4. Don’t limit your options. There are countless things you can do with a pharmacy degree that don’t involve the actual practice of pharmacy. These jobs may not bring in a comparable salary, but you can’t put a price on job satisfaction. Check with local community colleges for teaching or tutoring positions. Many clinical research facilities and biomedical companies employ pharmacists. Check with locally based pharmacy benefit managers and pharmaceutical companies.
5. Volunteer. Go to the website of the National Association of Free & Charitable Clinics (www.nafcclinics.org) and type in your zip code to find opportunities near you. Becoming a volunteer pharmacist at your community’s free medical clinic will have untold benefits. You will keep your skill set sharp, help those in a far worse situation than your own (and discover that being jobless is a lot less traumatic than the life situations of many of your free-clinic patients), and be far more able to easily explain any gaps in employment to prospective employers. Volunteering also allows you to meet and network with local physicians, pharmacists, and nurses who can assist you in your job search or vouch for you to prospective employers.
6. Plan. Call your financial planner. Sit down by yourself or with your spouse. Figure out what you need to do and when, and what lifestyle changes you will need to make. It is possible to defer your student loans if you need to. Trust me, you will sleep better at night knowing that you have a financial plan in place. If you are reading this while still gainfully employed, know that the worst can happen when you least expect it and let that inspire you to be more generous with deposits to your emergency fund.
7. Cold call. I know, yikes. But you would be surprised to know how many independent drugstore owners would like a day off. Put on a suit, print multiple copies of your resume, go to an independent drugstore during slower hours, and ask to speak to the manager or owner. Our profession is fairly unique, in that we tend to take care of one another – if that particular store owner doesn’t currently need any relief help, he or she can probably refer you to someone who does. The more store managers who have a copy of your resume in their file drawer, the higher the likelihood of you gaining employment.
8. Be humble. When cold calling or even in job interviews, offer to work at graduate intern pay or technician pay until you are fully trained.

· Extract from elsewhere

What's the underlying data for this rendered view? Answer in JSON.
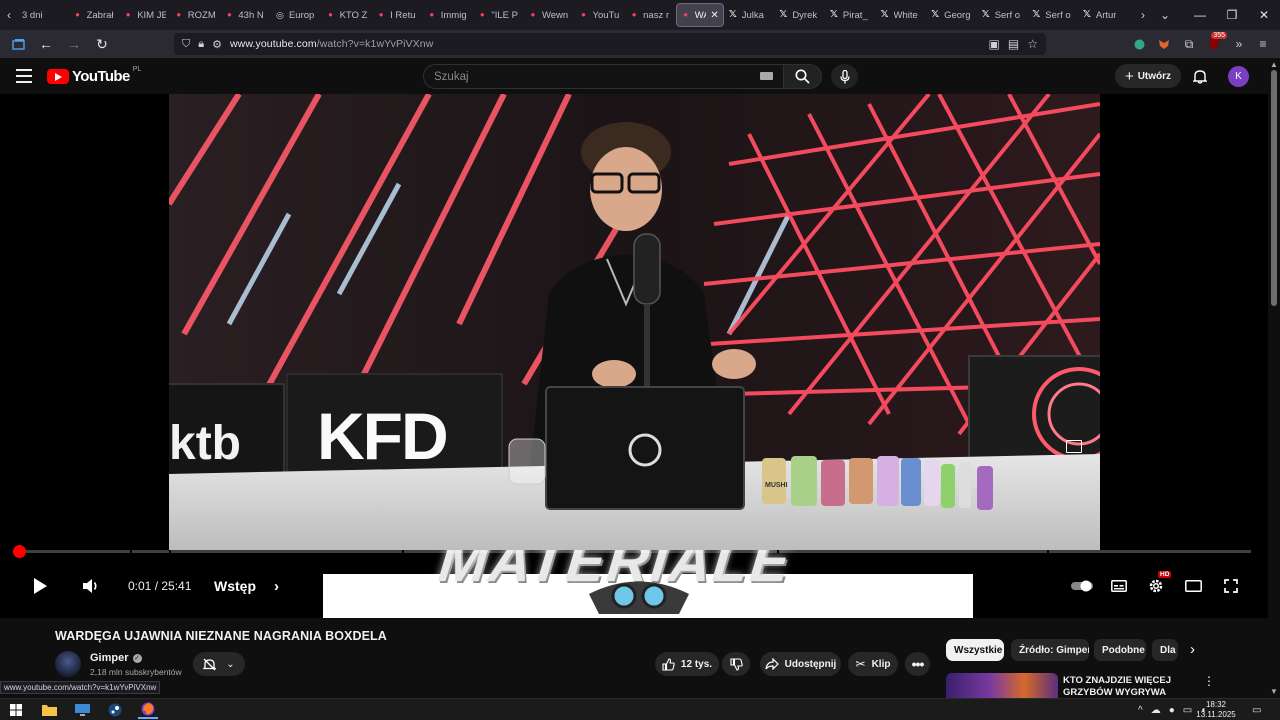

9. Take this opportunity to beef up your resume. Take BLS or ACLS. Take a certificate course (MTM, Diabetes, or Vaccination) through APhA. If you’re a hospital pharmacist and you qualify, sit for a BPS exam. Take a class in medical Spanish at your local community college. And again, volunteer.
10. Choose your references carefully. Pick three, and assume that all three will be called, but make sure all three know you well enough to sell your skill set if only one happens to be called by your prospective employer. It may not be to your advantage to list a reference who has a very impressive job title but can’t adequately sing your praises. One of your references should be a character reference, one reference should be a former co-worker who can testify to your work ethic, and one reference should be a pharmacist who can discuss your pharmacist skill set. Make sure you ask permission of each reference prior to listing them on your resume.
Don’t lose hope. You will find a job. It may not be as quickly as you’d like, and it may not be your dream job, but you will find a job. After all, you managed to land the job you just left, so you do have previous success to build upon.
All the usual trite advice applies here. Put one foot in front of the other. Take things one day at a time. Make sure you are focused on looking ahead and absolutely refuse to look back or dwell on the circumstances of your unemployment.
Don’t even consider retaliation, it’s beneath you and it’s beneath our profession. In the grand scheme of the universe, things will balance out and you will land a job.
Kelly Howard is a freelance pharmacist living in Southeastern North Carolina. Contact her firstname.lastname@example.org.